Chemists at Goethe University have now developed a new catalyst for the activation of hydrogen by introducing boron atoms into a common organic molecule. (Credit: GU)
Chemists from Goethe University have developed a new catalyst to activate hydrogen by introducing boron compounds into a common organic molecule.
2) is a simple chemical element and a vital raw material as it is becoming more and more important in the development of sophisticated catalysts. It is widely used in industry and commerce, with applications ranging from fertilizer and food manufacture to crude oil cracking to deployment as an energy source in fuel cells.

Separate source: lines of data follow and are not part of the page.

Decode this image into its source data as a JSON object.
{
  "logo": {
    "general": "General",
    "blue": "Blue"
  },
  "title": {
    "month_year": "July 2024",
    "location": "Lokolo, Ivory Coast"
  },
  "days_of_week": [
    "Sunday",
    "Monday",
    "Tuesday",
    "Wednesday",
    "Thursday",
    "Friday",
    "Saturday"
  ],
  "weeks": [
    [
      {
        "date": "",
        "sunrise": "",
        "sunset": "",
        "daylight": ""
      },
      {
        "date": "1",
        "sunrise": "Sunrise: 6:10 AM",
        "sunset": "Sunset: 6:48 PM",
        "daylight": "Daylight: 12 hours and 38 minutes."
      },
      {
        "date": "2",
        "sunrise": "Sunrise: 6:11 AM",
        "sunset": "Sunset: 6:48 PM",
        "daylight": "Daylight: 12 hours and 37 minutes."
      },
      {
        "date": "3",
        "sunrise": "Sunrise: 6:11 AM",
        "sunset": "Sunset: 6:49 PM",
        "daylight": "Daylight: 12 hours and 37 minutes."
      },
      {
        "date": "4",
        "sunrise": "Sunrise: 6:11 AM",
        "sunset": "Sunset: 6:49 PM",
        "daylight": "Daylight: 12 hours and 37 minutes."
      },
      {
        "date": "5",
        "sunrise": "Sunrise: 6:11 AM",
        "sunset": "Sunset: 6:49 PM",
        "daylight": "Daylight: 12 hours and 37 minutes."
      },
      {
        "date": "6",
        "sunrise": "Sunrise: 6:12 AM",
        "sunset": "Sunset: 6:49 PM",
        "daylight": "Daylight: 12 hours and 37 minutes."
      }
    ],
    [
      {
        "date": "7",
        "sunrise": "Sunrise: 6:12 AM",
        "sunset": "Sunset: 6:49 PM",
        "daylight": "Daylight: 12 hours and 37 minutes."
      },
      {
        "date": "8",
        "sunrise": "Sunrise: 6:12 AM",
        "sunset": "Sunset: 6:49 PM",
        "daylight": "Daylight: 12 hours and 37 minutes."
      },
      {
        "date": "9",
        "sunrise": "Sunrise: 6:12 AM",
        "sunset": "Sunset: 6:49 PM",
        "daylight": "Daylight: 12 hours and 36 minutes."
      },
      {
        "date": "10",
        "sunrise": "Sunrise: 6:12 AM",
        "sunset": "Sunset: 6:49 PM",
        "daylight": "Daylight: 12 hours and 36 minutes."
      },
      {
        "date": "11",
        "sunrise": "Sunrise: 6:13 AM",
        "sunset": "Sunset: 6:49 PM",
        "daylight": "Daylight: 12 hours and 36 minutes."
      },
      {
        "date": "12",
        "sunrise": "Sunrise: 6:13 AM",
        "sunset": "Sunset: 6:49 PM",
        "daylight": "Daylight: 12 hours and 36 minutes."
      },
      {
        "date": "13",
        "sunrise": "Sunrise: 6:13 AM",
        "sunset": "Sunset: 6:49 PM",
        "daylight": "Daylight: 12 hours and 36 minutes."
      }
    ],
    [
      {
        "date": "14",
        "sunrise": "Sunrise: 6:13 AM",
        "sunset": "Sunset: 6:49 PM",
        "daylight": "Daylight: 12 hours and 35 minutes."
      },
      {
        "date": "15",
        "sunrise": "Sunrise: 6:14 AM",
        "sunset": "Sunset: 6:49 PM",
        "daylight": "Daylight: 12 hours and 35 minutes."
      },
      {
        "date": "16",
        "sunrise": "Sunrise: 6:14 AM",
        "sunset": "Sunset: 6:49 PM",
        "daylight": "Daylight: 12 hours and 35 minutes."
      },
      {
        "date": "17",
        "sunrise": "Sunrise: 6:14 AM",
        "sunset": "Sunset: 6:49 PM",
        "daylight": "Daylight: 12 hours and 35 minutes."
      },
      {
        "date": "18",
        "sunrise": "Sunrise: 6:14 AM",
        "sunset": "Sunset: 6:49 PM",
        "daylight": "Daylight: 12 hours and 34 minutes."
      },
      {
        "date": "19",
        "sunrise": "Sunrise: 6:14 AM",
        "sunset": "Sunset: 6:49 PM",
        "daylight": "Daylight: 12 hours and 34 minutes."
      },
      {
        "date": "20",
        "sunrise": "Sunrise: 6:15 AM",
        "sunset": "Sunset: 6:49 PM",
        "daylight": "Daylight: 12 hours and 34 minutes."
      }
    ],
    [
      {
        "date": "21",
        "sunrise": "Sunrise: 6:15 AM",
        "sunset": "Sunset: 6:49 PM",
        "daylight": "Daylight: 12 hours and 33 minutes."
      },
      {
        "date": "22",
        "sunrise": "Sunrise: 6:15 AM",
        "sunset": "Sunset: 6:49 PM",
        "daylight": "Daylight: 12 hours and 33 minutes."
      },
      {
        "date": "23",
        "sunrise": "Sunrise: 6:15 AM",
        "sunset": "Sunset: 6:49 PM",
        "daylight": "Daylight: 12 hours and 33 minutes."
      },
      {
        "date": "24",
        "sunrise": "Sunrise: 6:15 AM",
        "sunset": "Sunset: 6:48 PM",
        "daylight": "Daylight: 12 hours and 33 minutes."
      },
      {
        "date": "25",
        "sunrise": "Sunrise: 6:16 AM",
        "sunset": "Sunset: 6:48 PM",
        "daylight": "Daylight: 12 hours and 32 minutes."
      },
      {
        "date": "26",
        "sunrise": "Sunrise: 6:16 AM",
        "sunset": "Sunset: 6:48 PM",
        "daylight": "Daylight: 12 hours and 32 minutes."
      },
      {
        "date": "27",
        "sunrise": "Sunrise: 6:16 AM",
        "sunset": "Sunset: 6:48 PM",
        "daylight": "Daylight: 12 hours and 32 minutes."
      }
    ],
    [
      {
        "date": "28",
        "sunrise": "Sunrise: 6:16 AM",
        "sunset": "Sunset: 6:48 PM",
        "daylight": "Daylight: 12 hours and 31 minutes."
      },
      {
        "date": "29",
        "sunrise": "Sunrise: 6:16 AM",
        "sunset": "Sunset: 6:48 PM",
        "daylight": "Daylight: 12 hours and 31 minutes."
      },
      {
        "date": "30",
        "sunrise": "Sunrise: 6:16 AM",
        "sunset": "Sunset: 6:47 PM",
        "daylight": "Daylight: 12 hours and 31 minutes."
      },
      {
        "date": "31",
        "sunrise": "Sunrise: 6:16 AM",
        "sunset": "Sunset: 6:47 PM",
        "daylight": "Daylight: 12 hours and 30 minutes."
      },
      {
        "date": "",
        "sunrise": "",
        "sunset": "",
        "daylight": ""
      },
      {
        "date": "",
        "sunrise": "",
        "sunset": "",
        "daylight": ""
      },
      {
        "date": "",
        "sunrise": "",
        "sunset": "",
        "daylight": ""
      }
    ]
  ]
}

Splitting the solid H-H bond under mild conditions is challenging to researchers. This process solely requires an electron source and it should be used on a wide scale in future. The researchers process was described in the journal Angewandte Chemie.
The hydrogen molecule’s high energy content meets with a stable bonding situation. In 1897, Paul Sabatier detected for the first time that metals can be used as catalysts to split the molecule and harness simple hydrogen for chemical reactions. He received the Nobel Prize for Chemistry in 1912 for this important discovery.
Currently, the widely used hydrogenation catalysts contain expensive or toxic heavy metals, such as platinum, palladium and nickel. Non-metal systems based on phosphorous and boron compounds were discovered only ten years ago and they allow comparable reactions.
My doctoral researcher, Esther von Grotthuss, has achieved yet another major simplification of the non-metal strategy which requires only the boron component. What we additionally need is just an electron source. In the laboratory we chose lithium or potassium for this. When put into practice in the field, it should be possible to substitute this with electrical current.
Professor Matthias Wagner, Institute of Inorganic and Analytical Chemistry, Goethe University
In the study, quantum chemical calculations were performed in collaboration with Max Holthausen, a professor at Goethe University Frankfurt, to describe the intricacies of hydrogen activation above and over experimental findings. Detailed information of the reaction process is vital for further expansion of the system.
The objective of this strategy is not only replacing transition metals in a prolonged tenure but also to open the opportunity for chemical reactions that are not possible with standard catalysts.
The Frankfurt chemists believe that substitution reactions, in particular, are highly promising and allow easy access to hydrogen compounds with other elements. Expensive and potentially dangerous processes are still used for such syntheses. For instance, the simple production process of silicon-hydrogen compounds would be very appealing for the semiconductor industry.